04 March 2024 | Written by Chris Alexander

Since reopening borders to international arrivals back in 2022, Malaysia’s post-covid tourism recovery has outstripped all expectations. The latest figures from the Malaysian Tourism Promotion Board (also known as Tourism Malaysia) reveal the country has rebounded to almost the same level as before the pandemic. 

In a recent statement, Director-General of Tourism Malaysia, Ammar Abd Ghapar, confirmed that Malaysia welcomed 17.8 million foreign arrivals between January and November 2023. This not only represents a massive 116.5% increase compared to the same period in 2022, but also surpasses the target set at the beginning of the year, which was 16.1 million arrivals.  

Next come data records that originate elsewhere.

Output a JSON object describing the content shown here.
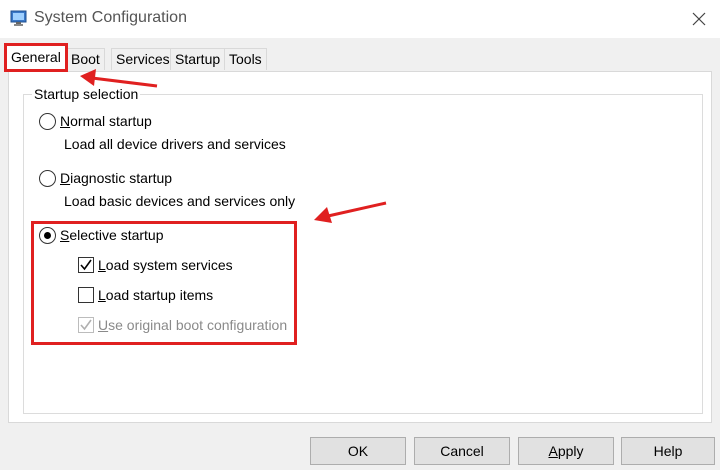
{
  "window": {
    "title": "System Configuration",
    "icon": "system-configuration-icon",
    "close_icon": "close-icon"
  },
  "tabs": [
    {
      "label": "General",
      "active": true
    },
    {
      "label": "Boot",
      "active": false
    },
    {
      "label": "Services",
      "active": false
    },
    {
      "label": "Startup",
      "active": false
    },
    {
      "label": "Tools",
      "active": false
    }
  ],
  "startup_selection": {
    "group_title": "Startup selection",
    "options": [
      {
        "label_first": "N",
        "label_rest": "ormal startup",
        "description": "Load all device drivers and services",
        "selected": false
      },
      {
        "label_first": "D",
        "label_rest": "iagnostic startup",
        "description": "Load basic devices and services only",
        "selected": false
      },
      {
        "label_first": "S",
        "label_rest": "elective startup",
        "selected": true
      }
    ],
    "selective_items": [
      {
        "label_first": "L",
        "label_rest": "oad system services",
        "checked": true,
        "enabled": true
      },
      {
        "label_first": "L",
        "label_rest": "oad startup items",
        "checked": false,
        "enabled": true
      },
      {
        "label_first": "U",
        "label_rest": "se original boot configuration",
        "checked": true,
        "enabled": false
      }
    ]
  },
  "buttons": {
    "ok": "OK",
    "cancel": "Cancel",
    "apply_first": "A",
    "apply_rest": "pply",
    "help": "Help"
  },
  "colors": {
    "annotation_red": "#e02020",
    "window_bg": "#f0f0f0",
    "button_bg": "#e1e1e1"
  }
}
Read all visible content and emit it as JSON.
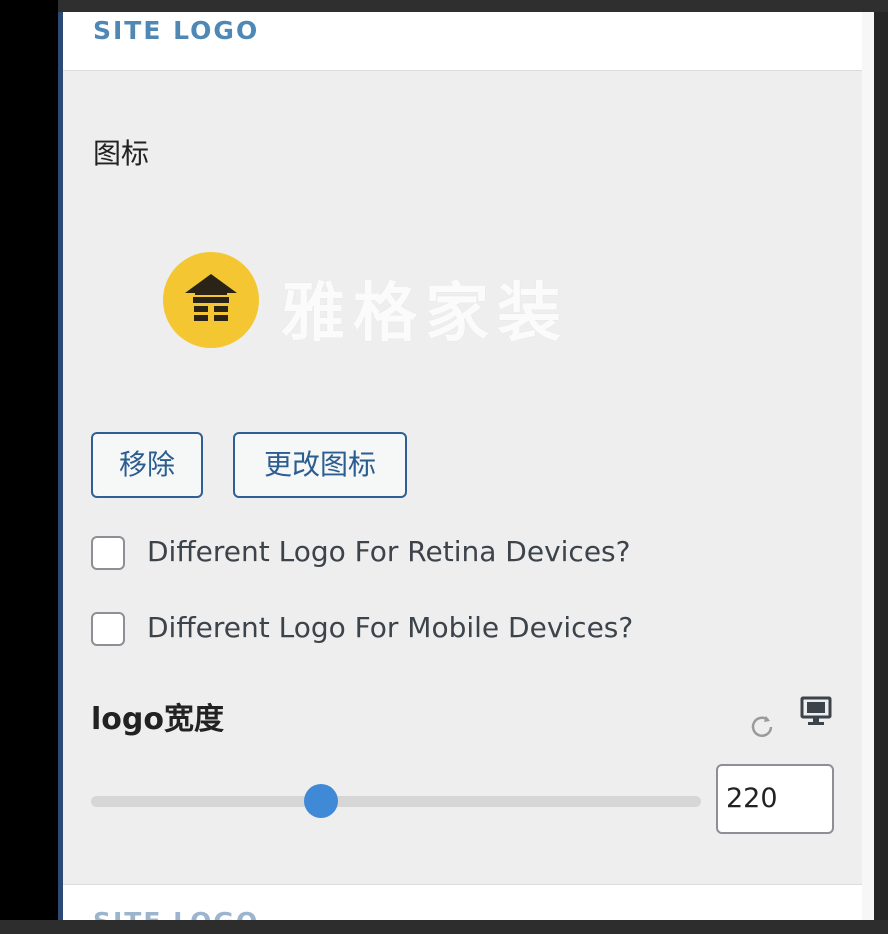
{
  "section": {
    "title": "SITE LOGO",
    "next_title": "SITE LOGO"
  },
  "logo_control": {
    "label": "图标",
    "preview_text": "雅格家装",
    "preview_icon": "house-icon"
  },
  "buttons": {
    "remove": "移除",
    "change": "更改图标"
  },
  "checkboxes": [
    {
      "label": "Different Logo For Retina Devices?",
      "checked": false
    },
    {
      "label": "Different Logo For Mobile Devices?",
      "checked": false
    }
  ],
  "width_control": {
    "label": "logo宽度",
    "value": "220",
    "reset_icon": "reset-icon",
    "device_icon": "desktop-icon"
  },
  "colors": {
    "accent": "#3f89d6",
    "logo_yellow": "#f4c631",
    "button_text": "#2c5d91"
  }
}
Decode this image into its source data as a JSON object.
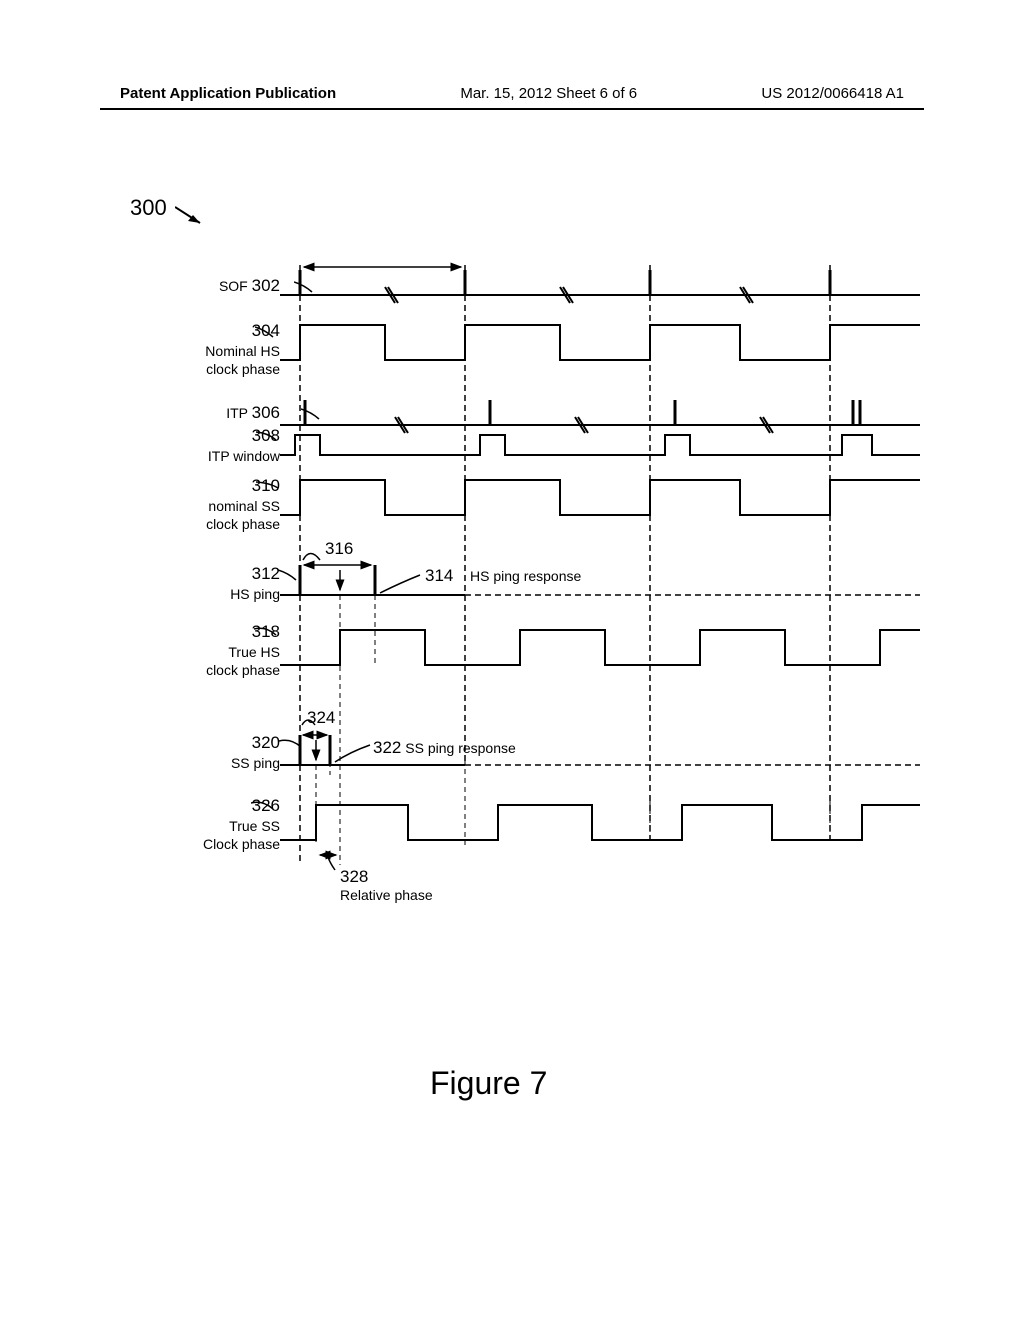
{
  "header": {
    "left": "Patent Application Publication",
    "center": "Mar. 15, 2012 Sheet 6 of 6",
    "right": "US 2012/0066418 A1"
  },
  "diagram": {
    "ref_300": "300",
    "labels": {
      "sof": {
        "ref": "302",
        "text": "SOF"
      },
      "nominal_hs": {
        "ref": "304",
        "text1": "Nominal HS",
        "text2": "clock phase"
      },
      "itp": {
        "ref": "306",
        "text": "ITP"
      },
      "itp_window": {
        "ref": "308",
        "text": "ITP window"
      },
      "nominal_ss": {
        "ref": "310",
        "text1": "nominal SS",
        "text2": "clock phase"
      },
      "hs_ping": {
        "ref": "312",
        "text": "HS ping"
      },
      "hs_ping_response": {
        "ref": "314",
        "text": "HS ping response"
      },
      "hs_rtt": {
        "ref": "316"
      },
      "true_hs": {
        "ref": "318",
        "text1": "True HS",
        "text2": "clock phase"
      },
      "ss_ping": {
        "ref": "320",
        "text": "SS ping"
      },
      "ss_ping_response": {
        "ref": "322",
        "text": "SS ping response"
      },
      "ss_rtt": {
        "ref": "324"
      },
      "true_ss": {
        "ref": "326",
        "text1": "True SS",
        "text2": "Clock phase"
      },
      "relative_phase": {
        "ref": "328",
        "text": "Relative phase"
      }
    }
  },
  "figure_caption": "Figure 7"
}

In response to these encouraging signs, Malaysia has raised the bar and inflated expectations for the year ahead. The target for 2024 is now 27.3 million international arrivals, who are forecast to bring in around 102.7 billion Ringgit (US$ 21.4 billion) to the Malaysian economy in the months ahead. 

“In other words, we are hopeful to go beyond our pre-pandemic numbers, which was 26.1 million tourists back in 2019,” said the minister in an interview published by Avitation Week Network, in which he also confirmed Malaysia will host next year’s Asean Tourism Forum, as a precursor to the Visit Malaysia Year in 2026 campaign. 

“While we have yet to meet the pre-pandemic figures, we have seen a steady surge in arrivals from our top markets, especially in the past year from China after the government there eased its travel restrictions for outbound tourism,” added the minister, referring to the recent visa-free policy. 

Back on 26 November 2023, Prime Minister Anwar Ibrahim announced a new policy permitting 30 days of free entry for Chinese and Indian nationals – one of five initiatives that make up the government’s new visa liberalisation plan, unveiled by Home Minister Saifuddin Nasution Ismail the following day, on 27 November. 

Key to Malaysia’s tourism recovery has been collaboration with international airlines, including Emirates and Qatar Airways, which have helped to meet the growing demand from tourists across Asia and Africa, the Americas, Europe and Oceania. The recent surge in arrivals from the newly mobile Chinese segment has also played its part, further encouraged by the government’s move to relax visa requirements. 

“With the shifting travel trends and increased awareness of responsible tourism, we are continuously working hand-in-hand with industry players to meet these new demands by recreating and diversifying cultural and tourism products,” noted Ammar. “Adding more value to the tourism products and services provided, and improving destination attractiveness to attract more high-yield tourists,” he added.